We went to the morning prayers, ate ice cream and sweets, took family photos, visited relatives throughout the day, and I even got a fabulous photo with my coop sisters who I had the pleasure of seeing on Eid Day.
That’s actually a first.
Seeing my sisters on Eid day.
For years, my family is dispersed across multiple masjids, and even within the same household, father and sons choose to go at different times to different services. But somehow, 4 women and their husbands and gaggle of kids made it to the same salaat and we got to take a group photo. I think it had to do with the fact that this was the latest timing for the tri-state area. As a young adult, my mother was scrupulous with time, and if I was late, she would simply leave me to attend the services on my own. (In the photo -there are more moms, but I want to be mindful of any child’s photo so I had to crop. )
I wrote about our coop here. But more importantly these women are also my neighbors, and have invested time in reading with me, and helping me achieve my goals. It is extraordinary to feel supported like that.
I visited my dear friend who is resting in the grave.
I wrote about him because he had a profound impact on me as a human being.
Our family sat on the drying grass of Greenwood Cemetery, facing his grave from the side. I had some roses in my car that my son tried to plant into the ground. My husband sang Sohaib’s favorite songs and recited from the Book.
I regretted that I didn’t attend the funeral last year.
At the time, I was taught to never bring children near death or places of death, so I had no idea that it was even something people did. I did not attend the funeral out of my own pathetic fear. In fact, I watched it on youtube.
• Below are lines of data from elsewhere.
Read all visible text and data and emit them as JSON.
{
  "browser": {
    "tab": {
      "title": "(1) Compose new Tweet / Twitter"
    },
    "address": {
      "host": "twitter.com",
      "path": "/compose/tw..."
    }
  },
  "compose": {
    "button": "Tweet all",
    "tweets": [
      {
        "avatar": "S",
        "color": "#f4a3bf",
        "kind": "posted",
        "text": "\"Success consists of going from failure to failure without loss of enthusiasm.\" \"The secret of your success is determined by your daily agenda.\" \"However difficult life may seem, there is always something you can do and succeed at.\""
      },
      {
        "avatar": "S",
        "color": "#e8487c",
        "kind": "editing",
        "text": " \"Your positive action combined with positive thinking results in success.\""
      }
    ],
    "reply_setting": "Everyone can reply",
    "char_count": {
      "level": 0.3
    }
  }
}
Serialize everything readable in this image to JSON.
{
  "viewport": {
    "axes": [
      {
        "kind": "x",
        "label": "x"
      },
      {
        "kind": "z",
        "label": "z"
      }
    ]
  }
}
My brother in law organized parts of the funeral and spoke; my husband was in attendance, of course. Most of my friends showed up.
But I was missing. I was scared. I had seen Sohaib in his house just a few weeks prior to his death, and the light of his voice, and the deep care he had for my children was astounding. I remember how fondly he showed our kids the turtles. He asked me and my husband to do something for him when he left.
And I feel like I had failed to keep that promise.
My husband and I are the sanguines, the party-makers and goers.
There was not a single night the last 10 nights that we were home, having dinner at home. Wherever we were invited, we went. And many times I wondered how can I extend the invitation to my friend, who is a widow? Her kid has school, and they live far away. How can we do something together? I could not figure out the logistics of it since I cannot plan my way out of my driveway. And so I failed to see her during this blessed month.
I failed many times at many things this Ramadan.
And breaking a promise to my dead friend felt like the gravest of sins. I told his soul in my heart that I was sorry I didn’t carry though on what he asked. I hung out only twice in a year , when in fact, I could have hung out A LOT MORE.
So on Eid, I sat in the cemetery and cried about failing as a human being who does not keep her promises. I borrow things and forget to return them. People leave things in my house and I forget who it belongs to. I am not scrupulous with stuff. Probably the exact opposite. If someone liked something in my house, I’d wrap it up and give it to them the next time I see them. I don’t have attachments to any stuff at all. Maybe except my car, I would probably let someone take it if they liked it enough.
Anyway, I promise to keep my promises to the dead, to be more scrupulous with stuff that doesn’t belong to me (which is like everything on a metaphysical level).
This Ramadan, instead of saying no to every invitation without telling my husband, I actually said yes. I finally got a wall calendar which he has been insisting on for a long time. We have it hanging on the wall, so he can put things into a calendar each week. (I also got the calendar 80% off which is a win). And we did things that were way beyond our comfort zone. I pushed myself to fast from literature and fiction in particular, and I honestly don’t miss the mindless stuff I read. (I do miss my kids’ literature however). I pushed myself to read more of the Quran than I have in some time. I stayed in a masjid which I grew up believing was a man’s space. In fact, one time me and my friends were IN the masjid while men were doing itikaf. How extraordinary. How upside down.
All these little changes, maybe they will add up to something bigger.